1. Ringham, Cathy PhD, RN
  2. McNeil, Deborah PhD, RN
  3. Benzies, Karen M. PhD, RN


Background: Integrating parents into the care of their infants in the neonatal intensive care unit (NICU) is vital for both parents and infants. Yet, parents are often not fully involved in important decision-making and care, even when practices are family- and patient-centered.
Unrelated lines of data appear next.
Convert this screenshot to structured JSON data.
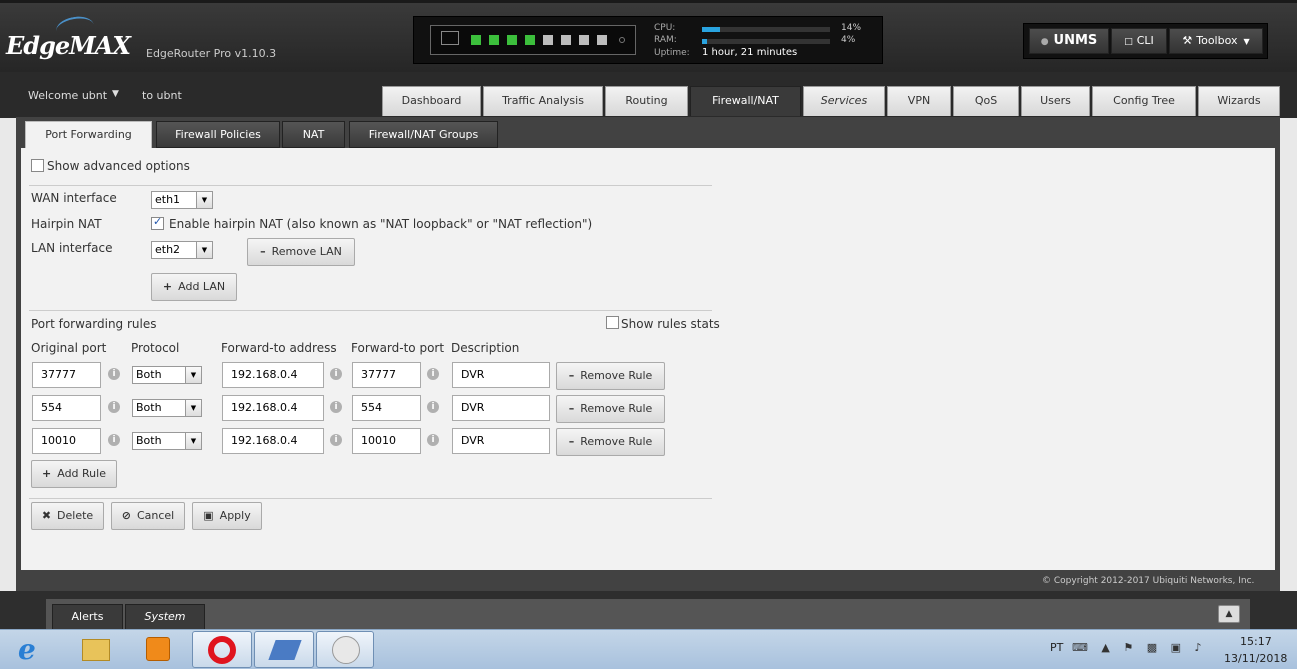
{
  "header": {
    "logo": "EdgeMAX",
    "model": "EdgeRouter Pro v1.10.3",
    "cpu_label": "CPU:",
    "cpu_value": "14%",
    "cpu_percent": 14,
    "ram_label": "RAM:",
    "ram_value": "4%",
    "ram_percent": 4,
    "uptime_label": "Uptime:",
    "uptime_value": "1 hour, 21 minutes",
    "unms_label": "UNMS",
    "cli_label": "CLI",
    "toolbox_label": "Toolbox",
    "port_colors": [
      "#3cbf3c",
      "#3cbf3c",
      "#3cbf3c",
      "#3cbf3c",
      "#bdbdbd",
      "#bdbdbd",
      "#bdbdbd",
      "#bdbdbd"
    ]
  },
  "welcome": {
    "text": "Welcome ubnt",
    "to_user": "to ubnt"
  },
  "main_tabs": [
    "Dashboard",
    "Traffic Analysis",
    "Routing",
    "Firewall/NAT",
    "Services",
    "VPN",
    "QoS",
    "Users",
    "Config Tree",
    "Wizards"
  ],
  "main_tab_active": "Firewall/NAT",
  "sub_tabs": [
    "Port Forwarding",
    "Firewall Policies",
    "NAT",
    "Firewall/NAT Groups"
  ],
  "sub_tab_active": "Port Forwarding",
  "form": {
    "show_advanced": "Show advanced options",
    "wan_label": "WAN interface",
    "wan_value": "eth1",
    "hairpin_label": "Hairpin NAT",
    "hairpin_text": "Enable hairpin NAT (also known as \"NAT loopback\" or \"NAT reflection\")",
    "hairpin_checked": true,
    "lan_label": "LAN interface",
    "lan_value": "eth2",
    "remove_lan": "Remove LAN",
    "add_lan": "Add LAN",
    "rules_title": "Port forwarding rules",
    "show_stats": "Show rules stats",
    "columns": [
      "Original port",
      "Protocol",
      "Forward-to address",
      "Forward-to port",
      "Description"
    ],
    "rules": [
      {
        "orig_port": "37777",
        "protocol": "Both",
        "fwd_addr": "192.168.0.4",
        "fwd_port": "37777",
        "desc": "DVR"
      },
      {
        "orig_port": "554",
        "protocol": "Both",
        "fwd_addr": "192.168.0.4",
        "fwd_port": "554",
        "desc": "DVR"
      },
      {
        "orig_port": "10010",
        "protocol": "Both",
        "fwd_addr": "192.168.0.4",
        "fwd_port": "10010",
        "desc": "DVR"
      }
    ],
    "remove_rule": "Remove Rule",
    "add_rule": "Add Rule",
    "delete": "Delete",
    "cancel": "Cancel",
    "apply": "Apply"
  },
  "copyright": "© Copyright 2012-2017 Ubiquiti Networks, Inc.",
  "bottom_tabs": [
    "Alerts",
    "System"
  ],
  "taskbar": {
    "lang": "PT",
    "time": "15:17",
    "date": "13/11/2018"
  }
}
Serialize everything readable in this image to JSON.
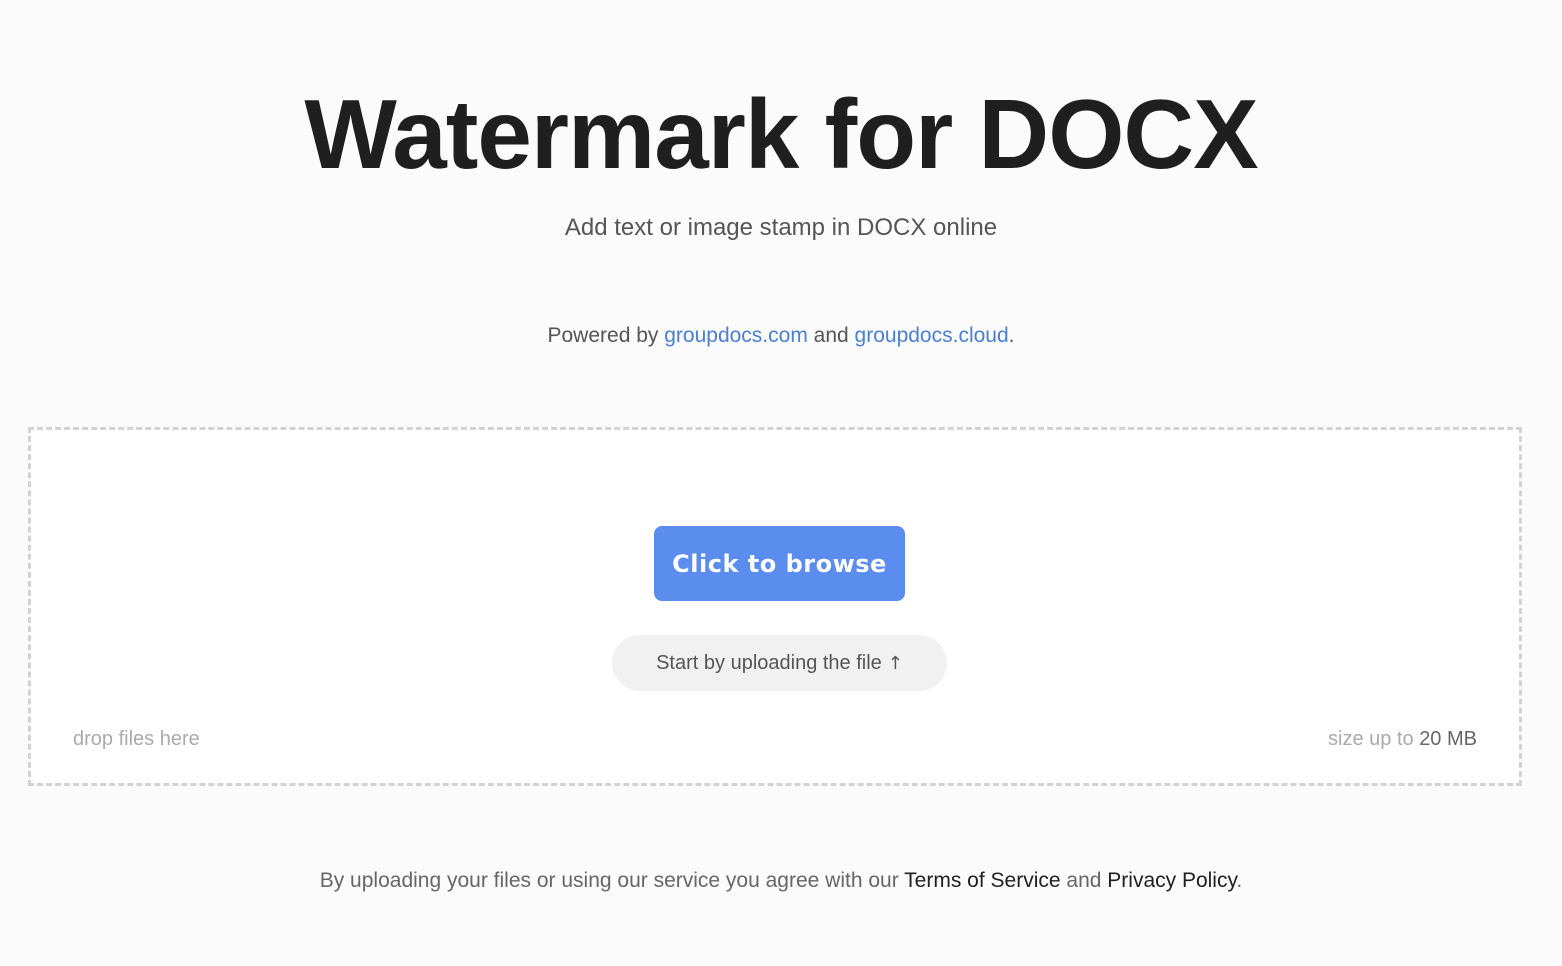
{
  "header": {
    "title": "Watermark for DOCX",
    "subtitle": "Add text or image stamp in DOCX online"
  },
  "powered_by": {
    "prefix": "Powered by",
    "link1": "groupdocs.com",
    "connector": "and",
    "link2": "groupdocs.cloud",
    "suffix": "."
  },
  "dropzone": {
    "browse_label": "Click to browse",
    "hint": "Start by uploading the file",
    "hint_icon": "arrow-up-icon",
    "hint_arrow": "↑",
    "drop_label": "drop files here",
    "size_prefix": "size up to",
    "size_value": "20 MB"
  },
  "footer": {
    "prefix": "By uploading your files or using our service you agree with our",
    "terms": "Terms of Service",
    "connector": "and",
    "privacy": "Privacy Policy",
    "suffix": "."
  },
  "colors": {
    "accent": "#5b8def",
    "link": "#4a7fd4",
    "background": "#fbfbfb"
  }
}
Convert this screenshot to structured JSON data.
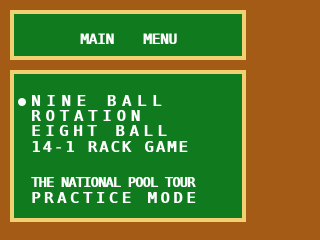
{
  "header": {
    "title_word1": "MAIN",
    "title_word2": "MENU"
  },
  "menu": {
    "items": [
      "NINE BALL",
      "ROTATION",
      "EIGHT BALL",
      "14-1 RACK GAME",
      "THE NATIONAL POOL TOUR",
      "PRACTICE MODE"
    ],
    "selected_index": 0
  },
  "colors": {
    "frame": "#a35b16",
    "panel_border": "#f0d070",
    "panel_fill": "#0f7a1e",
    "text": "#ffffff"
  },
  "icons": {
    "cursor": "white-ball-cursor"
  }
}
Alberta Family Integrated Care (FICare) is a model of care designed to support integration of parents into their infant's care.


Purpose: The aim of this study was to describe and examine how mothers' work was coordinated by institutional processes when participating in Alberta FICare.


Methods: We used institutional ethnography to analyze written entries in Alberta FICare parent journals to show points of tension mothers experienced in the NICU.


Results: We illustrated the institutional activities that intersect with parental work of being present in the NICU. We argue that the journal text and the primary discourses that mothers are tuned to organize the way they knew and thought about their infant. Managing everyday NICU rules, navigating constant and unexpected changes, and the work of feeding their infant created tension. Mothers focused on milk supply, weight gain, and transition from gavage to nipple feeds. We show how mothers' activities were coordinated by practices that prioritize progression toward discharge rather than supporting them through the roller coaster of emotions and practical challenges of being present in the NICU.


Implications for Practice: This illustration of institutional systems and processes may assist practitioners to understand the barriers mothers face when caring for their infants in the NICU.